■ **SUPPLIED INFORMATION**
◆ ◆ ◆ ◆ ◆

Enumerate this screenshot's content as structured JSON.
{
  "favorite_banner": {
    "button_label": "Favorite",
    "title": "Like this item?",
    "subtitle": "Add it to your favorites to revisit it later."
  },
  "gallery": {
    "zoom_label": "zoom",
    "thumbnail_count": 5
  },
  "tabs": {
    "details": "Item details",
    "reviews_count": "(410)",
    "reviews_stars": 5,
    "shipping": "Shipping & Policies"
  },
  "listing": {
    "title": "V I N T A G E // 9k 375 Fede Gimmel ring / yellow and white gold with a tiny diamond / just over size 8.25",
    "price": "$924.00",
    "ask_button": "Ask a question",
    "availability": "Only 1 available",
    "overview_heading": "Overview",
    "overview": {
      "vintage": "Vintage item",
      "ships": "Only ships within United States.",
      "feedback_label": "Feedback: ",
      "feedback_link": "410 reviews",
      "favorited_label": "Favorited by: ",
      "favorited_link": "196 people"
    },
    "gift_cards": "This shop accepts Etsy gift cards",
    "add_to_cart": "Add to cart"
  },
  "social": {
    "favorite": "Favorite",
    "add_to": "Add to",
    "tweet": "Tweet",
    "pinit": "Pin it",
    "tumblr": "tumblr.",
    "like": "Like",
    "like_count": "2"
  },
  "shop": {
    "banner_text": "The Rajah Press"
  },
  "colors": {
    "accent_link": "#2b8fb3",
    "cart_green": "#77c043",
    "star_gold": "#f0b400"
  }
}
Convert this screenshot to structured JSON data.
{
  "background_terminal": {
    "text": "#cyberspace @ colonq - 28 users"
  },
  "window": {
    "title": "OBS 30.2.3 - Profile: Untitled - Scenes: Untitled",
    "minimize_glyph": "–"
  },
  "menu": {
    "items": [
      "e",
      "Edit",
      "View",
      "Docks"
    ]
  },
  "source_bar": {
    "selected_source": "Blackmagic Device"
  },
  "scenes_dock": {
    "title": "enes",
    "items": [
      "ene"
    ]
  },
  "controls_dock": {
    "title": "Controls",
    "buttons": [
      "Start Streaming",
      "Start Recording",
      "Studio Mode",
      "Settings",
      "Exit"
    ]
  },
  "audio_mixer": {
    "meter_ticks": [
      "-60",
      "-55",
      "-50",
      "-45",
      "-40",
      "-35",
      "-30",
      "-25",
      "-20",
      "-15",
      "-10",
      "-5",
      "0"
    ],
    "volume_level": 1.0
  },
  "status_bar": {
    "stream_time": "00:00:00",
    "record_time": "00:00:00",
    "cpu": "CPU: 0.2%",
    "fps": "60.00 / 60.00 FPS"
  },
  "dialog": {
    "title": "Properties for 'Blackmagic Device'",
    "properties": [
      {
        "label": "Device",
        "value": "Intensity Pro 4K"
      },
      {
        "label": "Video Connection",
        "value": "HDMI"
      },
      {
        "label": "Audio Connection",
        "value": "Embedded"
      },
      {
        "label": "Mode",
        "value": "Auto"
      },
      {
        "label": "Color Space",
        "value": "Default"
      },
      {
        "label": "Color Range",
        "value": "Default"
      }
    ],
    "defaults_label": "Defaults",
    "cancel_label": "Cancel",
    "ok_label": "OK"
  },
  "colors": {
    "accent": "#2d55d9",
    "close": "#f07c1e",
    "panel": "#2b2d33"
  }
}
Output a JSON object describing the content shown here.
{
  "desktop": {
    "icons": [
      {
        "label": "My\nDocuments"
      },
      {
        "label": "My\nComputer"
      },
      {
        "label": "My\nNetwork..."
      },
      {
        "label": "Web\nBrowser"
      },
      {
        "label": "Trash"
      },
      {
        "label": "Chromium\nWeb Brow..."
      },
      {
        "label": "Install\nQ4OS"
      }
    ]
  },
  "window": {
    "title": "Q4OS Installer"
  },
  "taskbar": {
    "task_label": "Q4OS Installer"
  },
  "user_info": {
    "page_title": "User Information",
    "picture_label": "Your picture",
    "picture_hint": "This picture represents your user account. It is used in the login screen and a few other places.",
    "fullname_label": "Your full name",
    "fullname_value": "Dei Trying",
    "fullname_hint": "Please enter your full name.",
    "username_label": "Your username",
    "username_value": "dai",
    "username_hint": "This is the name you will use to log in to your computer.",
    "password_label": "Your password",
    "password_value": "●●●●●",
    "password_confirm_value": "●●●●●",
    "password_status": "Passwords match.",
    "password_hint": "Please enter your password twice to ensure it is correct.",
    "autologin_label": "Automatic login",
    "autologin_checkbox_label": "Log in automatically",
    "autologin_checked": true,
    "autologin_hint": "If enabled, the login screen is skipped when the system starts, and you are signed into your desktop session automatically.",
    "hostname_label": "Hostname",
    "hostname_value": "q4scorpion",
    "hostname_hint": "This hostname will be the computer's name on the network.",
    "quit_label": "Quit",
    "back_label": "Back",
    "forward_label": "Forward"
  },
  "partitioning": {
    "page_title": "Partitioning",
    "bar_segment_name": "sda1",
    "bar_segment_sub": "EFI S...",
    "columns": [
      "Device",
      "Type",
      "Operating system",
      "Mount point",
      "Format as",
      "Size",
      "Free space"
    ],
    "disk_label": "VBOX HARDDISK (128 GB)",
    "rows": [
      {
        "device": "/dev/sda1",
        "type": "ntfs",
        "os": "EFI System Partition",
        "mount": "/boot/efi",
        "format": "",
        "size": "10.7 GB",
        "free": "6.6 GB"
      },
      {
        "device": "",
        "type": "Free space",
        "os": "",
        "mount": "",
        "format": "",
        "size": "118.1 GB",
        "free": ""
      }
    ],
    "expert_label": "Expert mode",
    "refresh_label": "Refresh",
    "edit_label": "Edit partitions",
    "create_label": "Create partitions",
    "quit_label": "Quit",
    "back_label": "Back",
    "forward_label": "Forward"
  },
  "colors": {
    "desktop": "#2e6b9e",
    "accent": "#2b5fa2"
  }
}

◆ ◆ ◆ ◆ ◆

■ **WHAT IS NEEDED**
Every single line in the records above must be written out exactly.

■ **ANSWER TO THE PROBLEM**
Enumerate this screenshot's content as structured JSON.
{
  "favorite_banner": {
    "button_label": "Favorite",
    "title": "Like this item?",
    "subtitle": "Add it to your favorites to revisit it later."
  },
  "gallery": {
    "zoom_label": "zoom",
    "thumbnail_count": 5
  },
  "tabs": {
    "details": "Item details",
    "reviews_count": "(410)",
    "reviews_stars": 5,
    "shipping": "Shipping & Policies"
  },
  "listing": {
    "title": "V I N T A G E // 9k 375 Fede Gimmel ring / yellow and white gold with a tiny diamond / just over size 8.25",
    "price": "$924.00",
    "ask_button": "Ask a question",
    "availability": "Only 1 available",
    "overview_heading": "Overview",
    "overview": {
      "vintage": "Vintage item",
      "ships": "Only ships within United States.",
      "feedback_label": "Feedback: ",
      "feedback_link": "410 reviews",
      "favorited_label": "Favorited by: ",
      "favorited_link": "196 people"
    },
    "gift_cards": "This shop accepts Etsy gift cards",
    "add_to_cart": "Add to cart"
  },
  "social": {
    "favorite": "Favorite",
    "add_to": "Add to",
    "tweet": "Tweet",
    "pinit": "Pin it",
    "tumblr": "tumblr.",
    "like": "Like",
    "like_count": "2"
  },
  "shop": {
    "banner_text": "The Rajah Press"
  },
  "colors": {
    "accent_link": "#2b8fb3",
    "cart_green": "#77c043",
    "star_gold": "#f0b400"
  }
}
Convert this screenshot to structured JSON data.
{
  "background_terminal": {
    "text": "#cyberspace @ colonq - 28 users"
  },
  "window": {
    "title": "OBS 30.2.3 - Profile: Untitled - Scenes: Untitled",
    "minimize_glyph": "–"
  },
  "menu": {
    "items": [
      "e",
      "Edit",
      "View",
      "Docks"
    ]
  },
  "source_bar": {
    "selected_source": "Blackmagic Device"
  },
  "scenes_dock": {
    "title": "enes",
    "items": [
      "ene"
    ]
  },
  "controls_dock": {
    "title": "Controls",
    "buttons": [
      "Start Streaming",
      "Start Recording",
      "Studio Mode",
      "Settings",
      "Exit"
    ]
  },
  "audio_mixer": {
    "meter_ticks": [
      "-60",
      "-55",
      "-50",
      "-45",
      "-40",
      "-35",
      "-30",
      "-25",
      "-20",
      "-15",
      "-10",
      "-5",
      "0"
    ],
    "volume_level": 1.0
  },
  "status_bar": {
    "stream_time": "00:00:00",
    "record_time": "00:00:00",
    "cpu": "CPU: 0.2%",
    "fps": "60.00 / 60.00 FPS"
  },
  "dialog": {
    "title": "Properties for 'Blackmagic Device'",
    "properties": [
      {
        "label": "Device",
        "value": "Intensity Pro 4K"
      },
      {
        "label": "Video Connection",
        "value": "HDMI"
      },
      {
        "label": "Audio Connection",
        "value": "Embedded"
      },
      {
        "label": "Mode",
        "value": "Auto"
      },
      {
        "label": "Color Space",
        "value": "Default"
      },
      {
        "label": "Color Range",
        "value": "Default"
      }
    ],
    "defaults_label": "Defaults",
    "cancel_label": "Cancel",
    "ok_label": "OK"
  },
  "colors": {
    "accent": "#2d55d9",
    "close": "#f07c1e",
    "panel": "#2b2d33"
  }
}
Output a JSON object describing the content shown here.
{
  "desktop": {
    "icons": [
      {
        "label": "My\nDocuments"
      },
      {
        "label": "My\nComputer"
      },
      {
        "label": "My\nNetwork..."
      },
      {
        "label": "Web\nBrowser"
      },
      {
        "label": "Trash"
      },
      {
        "label": "Chromium\nWeb Brow..."
      },
      {
        "label": "Install\nQ4OS"
      }
    ]
  },
  "window": {
    "title": "Q4OS Installer"
  },
  "taskbar": {
    "task_label": "Q4OS Installer"
  },
  "user_info": {
    "page_title": "User Information",
    "picture_label": "Your picture",
    "picture_hint": "This picture represents your user account. It is used in the login screen and a few other places.",
    "fullname_label": "Your full name",
    "fullname_value": "Dei Trying",
    "fullname_hint": "Please enter your full name.",
    "username_label": "Your username",
    "username_value": "dai",
    "username_hint": "This is the name you will use to log in to your computer.",
    "password_label": "Your password",
    "password_value": "●●●●●",
    "password_confirm_value": "●●●●●",
    "password_status": "Passwords match.",
    "password_hint": "Please enter your password twice to ensure it is correct.",
    "autologin_label": "Automatic login",
    "autologin_checkbox_label": "Log in automatically",
    "autologin_checked": true,
    "autologin_hint": "If enabled, the login screen is skipped when the system starts, and you are signed into your desktop session automatically.",
    "hostname_label": "Hostname",
    "hostname_value": "q4scorpion",
    "hostname_hint": "This hostname will be the computer's name on the network.",
    "quit_label": "Quit",
    "back_label": "Back",
    "forward_label": "Forward"
  },
  "partitioning": {
    "page_title": "Partitioning",
    "bar_segment_name": "sda1",
    "bar_segment_sub": "EFI S...",
    "columns": [
      "Device",
      "Type",
      "Operating system",
      "Mount point",
      "Format as",
      "Size",
      "Free space"
    ],
    "disk_label": "VBOX HARDDISK (128 GB)",
    "rows": [
      {
        "device": "/dev/sda1",
        "type": "ntfs",
        "os": "EFI System Partition",
        "mount": "/boot/efi",
        "format": "",
        "size": "10.7 GB",
        "free": "6.6 GB"
      },
      {
        "device": "",
        "type": "Free space",
        "os": "",
        "mount": "",
        "format": "",
        "size": "118.1 GB",
        "free": ""
      }
    ],
    "expert_label": "Expert mode",
    "refresh_label": "Refresh",
    "edit_label": "Edit partitions",
    "create_label": "Create partitions",
    "quit_label": "Quit",
    "back_label": "Back",
    "forward_label": "Forward"
  },
  "colors": {
    "desktop": "#2e6b9e",
    "accent": "#2b5fa2"
  }
}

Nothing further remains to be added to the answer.